Finding the Meaning of Life with Ruby…My First Week at a Coding Bootcamp
From the greatest minds in history to the everyday person, people spend their entire life asking the question, what is the meaning of life?
After a short 21 years of life and a week at The Flatiron School, I have found the answer and want to share it, all I need is a phone number. No, seriously. Using Ruby and Twilio I was able to build a program that only tells only a select few people what the meaning of life is.
How the App Works
So how does Ruby know the meaning of life, let me tell you.
The app I built is a command line app that works by responding to user inputs and involves their cell phone. When the app pops open a user will see:
What the user must do is enter their cellphone number, and then the magic happens.
The app takes in the cellphone number, and uses Twilio to send a text message to that person’s phone with a unique code. This ensures that them, and only them, giving them access to the most important information to ever be passed to a human.
The user then takes this number and enters it into the command line and then…
You find out the meaning of life is YOLO.
If you haven’t realized, Drake is basically God, so now it’s time to get out from the rock you live under and start living your life knowing this is your only life!
How It Was Built
As mentioned, this command line app was built in Ruby and used the Twilio REST API.
The first thing I did was sign up for a free account with Twilio here. This trial does have some limitations, including only having one phone number, and having to confirm each phone number to which you want to send an SMS. You can learn more about the restrictions here.
Once I was signed up, I dove right in and started building the system for sending a SMS, which was fairly straightforward. I created a new phone number, downloaded the twilio-ruby gem, and then looked into the documentation to see how to send out a message. But first, things first; I needed to create a way to interact with the user.
Interacting With The User
For the part of the program that interacted with the user, a simple prompt came up asking for the user’s phone number.
After getting the user’s number I create a new Messages instance from the class shown below.
The Messages class takes in a phone number when being initialized, and is used later for the address.
Then I created a method called full_send, which is where the message is actually sent. A random verification code is created, and is then used to verify the user. The account SID and the Authorization Token are put in, then the REST API is accessed. Then all that is needed is the phone number from Twilio (you receive it with your account), the recipient (which comes from the user’s input), and a message which contains the verification code.
Then the message is sent to the user’s phone, and they must enter it into the prompt.
This is a simple loop which runs until the user types in the correct code that is sent to their phone. The four digit code that is sent is created for that method call, and must match the user’s input. The person has ten tries, otherwise they are locked out from the meaning of life (you can’t hear us now).

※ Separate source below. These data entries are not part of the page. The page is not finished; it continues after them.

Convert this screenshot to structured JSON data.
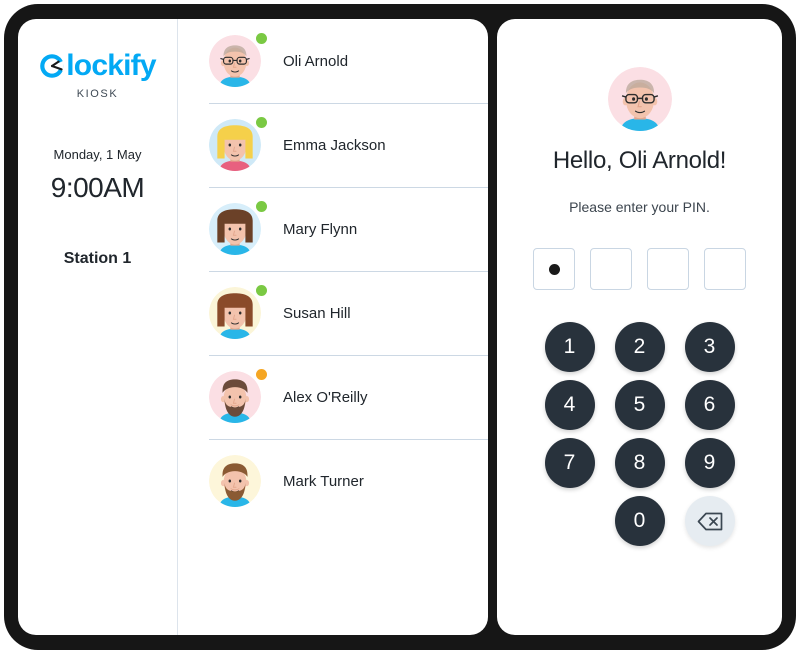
{
  "brand": {
    "logo_text": "lockify",
    "logo_initial": "C",
    "sub_label": "KIOSK",
    "accent_color": "#03a9f4",
    "clock_icon": "clock-icon"
  },
  "sidebar": {
    "date": "Monday, 1 May",
    "time": "9:00AM",
    "station": "Station 1"
  },
  "users": [
    {
      "name": "Oli Arnold",
      "status": "online",
      "status_color": "#7ac943",
      "avatar_bg": "#fbdfe4",
      "hair": "#b9a79a",
      "hair_style": "bald",
      "glasses": true,
      "beard": false,
      "shirt": "#29b6e8"
    },
    {
      "name": "Emma Jackson",
      "status": "online",
      "status_color": "#7ac943",
      "avatar_bg": "#cfe9f7",
      "hair": "#f5d04a",
      "hair_style": "long",
      "glasses": false,
      "beard": false,
      "shirt": "#e8607f"
    },
    {
      "name": "Mary Flynn",
      "status": "online",
      "status_color": "#7ac943",
      "avatar_bg": "#d7eefa",
      "hair": "#6b4128",
      "hair_style": "long",
      "glasses": false,
      "beard": false,
      "shirt": "#29b6e8"
    },
    {
      "name": "Susan Hill",
      "status": "online",
      "status_color": "#7ac943",
      "avatar_bg": "#fbf5d8",
      "hair": "#8a4b2a",
      "hair_style": "long",
      "glasses": false,
      "beard": false,
      "shirt": "#29b6e8"
    },
    {
      "name": "Alex O'Reilly",
      "status": "away",
      "status_color": "#f5a623",
      "avatar_bg": "#fbdfe4",
      "hair": "#6b4b3a",
      "hair_style": "short",
      "glasses": false,
      "beard": true,
      "shirt": "#29b6e8"
    },
    {
      "name": "Mark Turner",
      "status": "none",
      "status_color": "",
      "avatar_bg": "#fdf6da",
      "hair": "#8a5a33",
      "hair_style": "short",
      "glasses": false,
      "beard": true,
      "shirt": "#29b6e8"
    }
  ],
  "pin_panel": {
    "greeting": "Hello, Oli Arnold!",
    "prompt": "Please enter your PIN.",
    "avatar_bg": "#fbdfe4",
    "pin_length": 4,
    "pin_filled": 1,
    "keys": [
      "1",
      "2",
      "3",
      "4",
      "5",
      "6",
      "7",
      "8",
      "9",
      "",
      "0",
      "backspace-icon"
    ],
    "key_color": "#28323c",
    "backspace_color": "#e6ecf1"
  }
}
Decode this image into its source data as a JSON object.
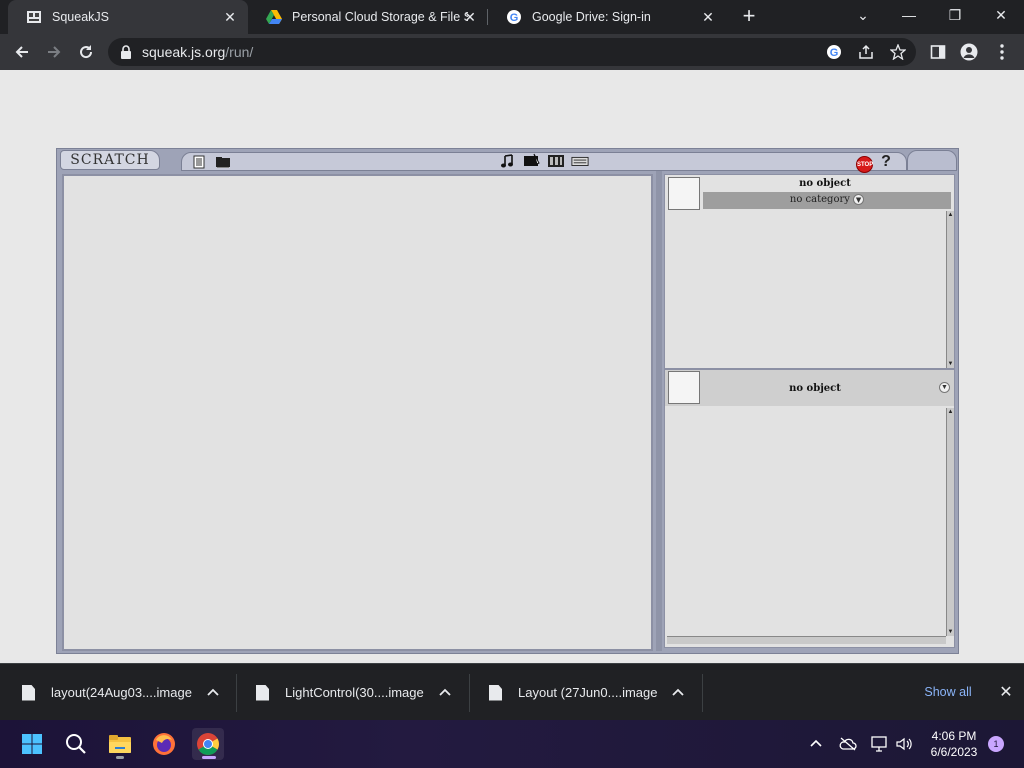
{
  "browser": {
    "tabs": [
      {
        "title": "SqueakJS",
        "active": true,
        "icon": "squeak-favicon"
      },
      {
        "title": "Personal Cloud Storage & File Sh",
        "active": false,
        "icon": "google-drive-icon"
      },
      {
        "title": "Google Drive: Sign-in",
        "active": false,
        "icon": "google-icon"
      }
    ],
    "address": {
      "host": "squeak.js.org",
      "path": "/run/"
    }
  },
  "scratch": {
    "logo": "SCRATCH",
    "stop_label": "STOP",
    "help_label": "?",
    "sprite_pane": {
      "title": "no object",
      "category": "no category"
    },
    "script_pane": {
      "title": "no object"
    }
  },
  "downloads": {
    "items": [
      {
        "name": "layout(24Aug03....image"
      },
      {
        "name": "LightControl(30....image"
      },
      {
        "name": "Layout (27Jun0....image"
      }
    ],
    "show_all": "Show all"
  },
  "taskbar": {
    "time": "4:06 PM",
    "date": "6/6/2023",
    "notification_count": "1"
  },
  "colors": {
    "chrome_dark": "#202124",
    "chrome_toolbar": "#35363a",
    "scratch_frame": "#9ea3b7",
    "link_blue": "#8ab4f8",
    "stop_red": "#d71a1a"
  }
}
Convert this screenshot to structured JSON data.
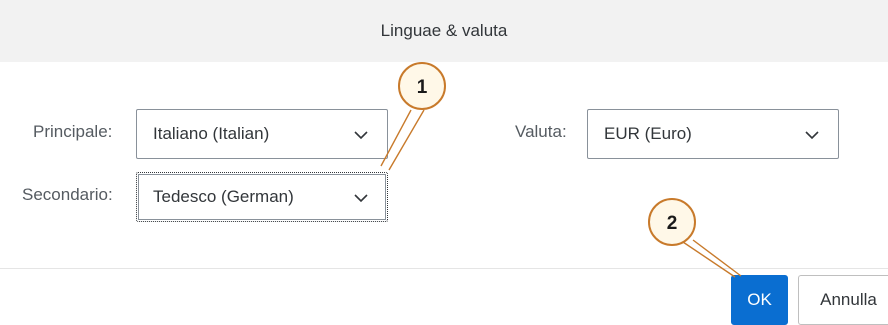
{
  "dialog": {
    "title": "Linguae & valuta"
  },
  "form": {
    "primary": {
      "label": "Principale:",
      "value": "Italiano (Italian)"
    },
    "secondary": {
      "label": "Secondario:",
      "value": "Tedesco (German)"
    },
    "currency": {
      "label": "Valuta:",
      "value": "EUR (Euro)"
    }
  },
  "footer": {
    "ok_label": "OK",
    "cancel_label": "Annulla"
  },
  "callouts": [
    {
      "number": "1"
    },
    {
      "number": "2"
    }
  ],
  "colors": {
    "accent": "#0a6ed1",
    "callout_ring": "#c87a2b"
  },
  "icons": {
    "dropdown": "chevron-down-icon"
  }
}
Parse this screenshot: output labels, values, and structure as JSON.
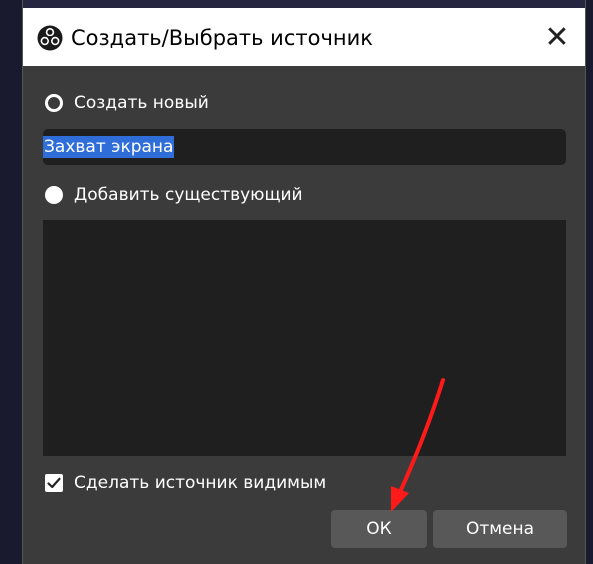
{
  "dialog": {
    "title": "Создать/Выбрать источник",
    "close_icon": "close-icon"
  },
  "create_new": {
    "label": "Создать новый",
    "selected": false
  },
  "name_field": {
    "value": "Захват экрана"
  },
  "add_existing": {
    "label": "Добавить существующий",
    "selected": true
  },
  "existing_sources": [],
  "visible_checkbox": {
    "label": "Сделать источник видимым",
    "checked": true
  },
  "buttons": {
    "ok_label": "ОК",
    "cancel_label": "Отмена"
  },
  "colors": {
    "dialog_bg": "#3b3b3b",
    "field_bg": "#1f1f1f",
    "selection": "#2f6ed8",
    "button_bg": "#585858",
    "annotation_arrow": "#ff1a1a"
  }
}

If they get it right, the message is theirs and the program is over.
Overall this was a great project that did not take too long, and it covered a fair amount of Ruby that I’ve learned this week! The Flatiron School has been incredible and I can’t wait for the weeks ahead!
The meaning of life on github.